As marketers, we are paid to get people to take an action, usually one that improves the financial or mission performance of an organization (sales, money-donated, customer retention, etc…). We are trying to get people to buy, buy often, support our cause, tell others how great our organization is, sell our products better if they are in the sales channel.
Driving People to Action
Direct marketers often see the problem as all about the data. Data is their truth. Test enough tactics long enough and you will have refined a profitable approach. Brand marketers too often talk about changing people’s attitudes or opinions. Social media marketers rely heavily on driving forms of “engagement” as an end onto itself.
But in the end, we are trying to drive people to take actions. One of the best improvements to the Creative Brief was adding the simple question “What do we want people to do” as a result of our communications. That’s the one we use now.

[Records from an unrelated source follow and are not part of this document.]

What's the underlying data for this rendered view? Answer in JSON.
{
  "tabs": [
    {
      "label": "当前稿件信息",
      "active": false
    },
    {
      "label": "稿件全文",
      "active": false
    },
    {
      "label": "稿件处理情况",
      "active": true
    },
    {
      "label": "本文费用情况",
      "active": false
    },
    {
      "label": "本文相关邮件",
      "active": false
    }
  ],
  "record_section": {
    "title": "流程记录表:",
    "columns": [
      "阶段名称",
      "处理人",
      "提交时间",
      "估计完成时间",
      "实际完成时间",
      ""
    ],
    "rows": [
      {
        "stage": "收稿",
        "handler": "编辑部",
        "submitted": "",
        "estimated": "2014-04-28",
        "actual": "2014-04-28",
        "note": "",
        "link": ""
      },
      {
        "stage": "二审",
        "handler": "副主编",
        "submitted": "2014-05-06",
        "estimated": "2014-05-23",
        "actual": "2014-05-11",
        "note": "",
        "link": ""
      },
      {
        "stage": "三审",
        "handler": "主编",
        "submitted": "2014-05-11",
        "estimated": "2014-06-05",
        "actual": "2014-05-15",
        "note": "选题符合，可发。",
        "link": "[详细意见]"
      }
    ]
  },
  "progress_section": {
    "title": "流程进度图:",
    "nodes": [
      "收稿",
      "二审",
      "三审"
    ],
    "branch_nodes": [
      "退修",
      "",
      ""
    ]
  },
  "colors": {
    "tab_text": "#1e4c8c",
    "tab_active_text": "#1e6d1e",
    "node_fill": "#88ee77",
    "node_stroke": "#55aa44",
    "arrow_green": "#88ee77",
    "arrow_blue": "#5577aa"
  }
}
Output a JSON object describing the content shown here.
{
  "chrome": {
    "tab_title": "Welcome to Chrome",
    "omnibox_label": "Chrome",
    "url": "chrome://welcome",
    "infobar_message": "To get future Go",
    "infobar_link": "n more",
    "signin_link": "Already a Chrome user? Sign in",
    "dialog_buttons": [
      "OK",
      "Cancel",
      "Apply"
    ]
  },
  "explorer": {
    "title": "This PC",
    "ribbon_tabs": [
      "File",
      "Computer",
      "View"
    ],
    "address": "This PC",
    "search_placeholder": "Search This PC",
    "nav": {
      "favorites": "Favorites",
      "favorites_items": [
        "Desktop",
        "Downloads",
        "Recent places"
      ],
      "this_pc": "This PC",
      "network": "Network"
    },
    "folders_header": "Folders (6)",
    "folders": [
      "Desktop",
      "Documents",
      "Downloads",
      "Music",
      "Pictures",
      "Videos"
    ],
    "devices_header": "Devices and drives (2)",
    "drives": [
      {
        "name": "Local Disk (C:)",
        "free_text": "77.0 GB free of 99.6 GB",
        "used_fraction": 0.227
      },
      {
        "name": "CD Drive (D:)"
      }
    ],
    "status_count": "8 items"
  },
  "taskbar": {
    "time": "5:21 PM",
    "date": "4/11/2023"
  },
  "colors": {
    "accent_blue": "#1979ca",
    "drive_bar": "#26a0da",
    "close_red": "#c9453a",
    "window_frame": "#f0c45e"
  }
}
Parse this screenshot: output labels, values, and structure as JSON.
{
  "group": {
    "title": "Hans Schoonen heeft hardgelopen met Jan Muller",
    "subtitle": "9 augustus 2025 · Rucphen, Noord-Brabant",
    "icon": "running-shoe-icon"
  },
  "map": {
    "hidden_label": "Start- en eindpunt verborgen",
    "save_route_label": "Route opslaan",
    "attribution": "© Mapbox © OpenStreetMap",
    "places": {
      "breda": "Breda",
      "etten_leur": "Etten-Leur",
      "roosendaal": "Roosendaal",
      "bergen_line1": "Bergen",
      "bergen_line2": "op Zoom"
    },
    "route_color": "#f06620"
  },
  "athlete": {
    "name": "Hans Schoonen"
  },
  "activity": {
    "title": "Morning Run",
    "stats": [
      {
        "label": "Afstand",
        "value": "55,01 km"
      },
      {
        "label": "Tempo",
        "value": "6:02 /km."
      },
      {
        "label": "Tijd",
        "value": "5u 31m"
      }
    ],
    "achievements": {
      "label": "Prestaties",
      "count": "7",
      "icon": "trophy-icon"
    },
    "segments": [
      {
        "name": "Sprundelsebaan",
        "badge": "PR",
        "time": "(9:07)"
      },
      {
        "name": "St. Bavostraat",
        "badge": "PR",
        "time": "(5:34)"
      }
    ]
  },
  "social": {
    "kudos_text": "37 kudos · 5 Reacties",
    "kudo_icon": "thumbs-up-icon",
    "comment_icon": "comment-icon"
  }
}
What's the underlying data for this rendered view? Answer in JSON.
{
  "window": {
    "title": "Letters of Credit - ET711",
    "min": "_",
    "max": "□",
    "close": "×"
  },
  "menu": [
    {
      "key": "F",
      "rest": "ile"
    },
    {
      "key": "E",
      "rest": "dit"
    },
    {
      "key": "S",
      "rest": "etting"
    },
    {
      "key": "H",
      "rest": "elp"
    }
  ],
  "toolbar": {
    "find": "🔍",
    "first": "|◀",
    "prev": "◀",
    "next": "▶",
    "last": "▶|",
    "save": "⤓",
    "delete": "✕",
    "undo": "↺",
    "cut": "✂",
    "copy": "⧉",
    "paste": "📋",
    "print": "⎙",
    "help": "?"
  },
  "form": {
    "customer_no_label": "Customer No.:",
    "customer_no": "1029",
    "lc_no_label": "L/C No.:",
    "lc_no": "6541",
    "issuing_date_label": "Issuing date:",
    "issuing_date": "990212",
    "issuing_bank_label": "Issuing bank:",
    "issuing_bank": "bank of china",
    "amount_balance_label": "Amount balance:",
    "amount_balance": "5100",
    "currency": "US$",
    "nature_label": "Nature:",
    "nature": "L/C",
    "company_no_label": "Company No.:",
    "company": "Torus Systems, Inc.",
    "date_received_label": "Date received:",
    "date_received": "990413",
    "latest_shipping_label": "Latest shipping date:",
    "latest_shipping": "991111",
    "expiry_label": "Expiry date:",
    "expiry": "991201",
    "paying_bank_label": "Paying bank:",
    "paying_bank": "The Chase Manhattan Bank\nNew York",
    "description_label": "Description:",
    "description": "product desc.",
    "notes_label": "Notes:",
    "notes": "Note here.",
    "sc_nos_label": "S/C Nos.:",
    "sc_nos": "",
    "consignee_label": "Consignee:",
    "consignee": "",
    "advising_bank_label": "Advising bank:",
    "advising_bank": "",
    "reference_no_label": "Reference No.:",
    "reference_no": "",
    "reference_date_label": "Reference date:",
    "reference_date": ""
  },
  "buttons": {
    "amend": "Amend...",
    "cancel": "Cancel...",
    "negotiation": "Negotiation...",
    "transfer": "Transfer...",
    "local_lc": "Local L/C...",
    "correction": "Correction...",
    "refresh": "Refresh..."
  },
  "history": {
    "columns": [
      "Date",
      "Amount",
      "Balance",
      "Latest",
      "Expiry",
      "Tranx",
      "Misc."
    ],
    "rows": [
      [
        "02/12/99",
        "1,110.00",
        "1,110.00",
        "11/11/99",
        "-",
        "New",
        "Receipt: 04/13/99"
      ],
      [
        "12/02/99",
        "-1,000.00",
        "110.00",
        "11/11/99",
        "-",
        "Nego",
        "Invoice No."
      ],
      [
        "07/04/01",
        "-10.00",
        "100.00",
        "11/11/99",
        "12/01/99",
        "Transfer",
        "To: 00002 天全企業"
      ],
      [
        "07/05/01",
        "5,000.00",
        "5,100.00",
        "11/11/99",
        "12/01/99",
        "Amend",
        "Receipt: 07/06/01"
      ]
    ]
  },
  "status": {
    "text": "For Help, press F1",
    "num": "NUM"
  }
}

If our job is to drive behaviors, then we must be students of behavior. I grew up on all sorts of great behavioral economics POVs from the Heath Brothers to Dan Ariely to Robert Cialdini. They translated research and often complex psychological topics into simple yet meaningful principles. One of the biggest challenges is how to move from what is a growing list of principles into a full-proof, one-size-fits-all planning model for communications. And while the Heath Bros came up with the SUCCESs model and Robert Cialdini focused on the six principles of persuasion (pictured above), it is almost impossible to get beyond a growing collection of testable principles.
The Small Big
Now Robert Cialdini has a new resource which compiles many of these principles into one place written with Noah Goldstein and Steve J. Martin). The Small Big inventories many of the research-driven findings about what makes us make choices and actually do things.
Dr. Paul Marsden does a great job of compiling what he calls “Speed Summaries” of The Small Big. It’s worth browsing on your way to buy the book. Here’s some of what he captures:
Nudge 1: Nudge people to buy/pay using social proof by telling them about the large number of people who have already bought/paid (UK tax authority HMRC used this to boost payment from late-payers from 57% to 86%)
Nudge 11: Nudge people using stories that illustrate the positive ’significance’ of purchase on others – rather than personal benefit.
Nudge 12: Nudge people by linking the desired behaviour (e.g. buying) to that of someone they know, whilst linking non-compliance (not buying) to losing (not losing is often a greater motivator than winning)
Nudge 15: Nudge people to buy now because they owe it to their future selves (moral responsibility to one’s future self)
Now, these one-liners may seem cryptic. They are also deceiving because the book is a real book, not just a book of tips. You have to read and figure out the relevance of the study or point it is talking about to your work. But that is what students do – read, analyze, interpret.
4 Facts about Decision-Making
The Neuromarketing blog by Roger Dooley (et al) is a consistent source of strong thinking that applies behavioral economics to practical digital marketing. A recent post from guest blogger, Jeremy Smith, does a great job of applying core concepts like confirmation bias and narrow-framing to actual digital marketing choices in his post: 4 Facts About Decision Making That Will Improve Conversion Rate Optimization
The post is worth the read and the conclusions are valuable:
“Customers are only considering a few options. Make sure your option is one of those.
Customers will reject data that conflicts with their decision. Use emotional arguments to persuade them otherwise.
Customers make emotional decisions. Influence these emotions to help them move easily towards a conversion.
Customers crave post-purchase confidence. Affirm them in their decision.”
I find it valuable to be constantly reading and learning about principles that drive behavior even if they are some of the same lessons packaged up differently or rediscovered as if they were fire. It’s how I keep them top of mind and try them out just as we apply other variants in marketing to see what works best. The best combination seems to be a clear understanding of what principles drive behavior and then the practical application of them in a direct marketer’s testing routine.
(image: thanks to Iliyana Stareva for the visual image of Cialdini's six principles)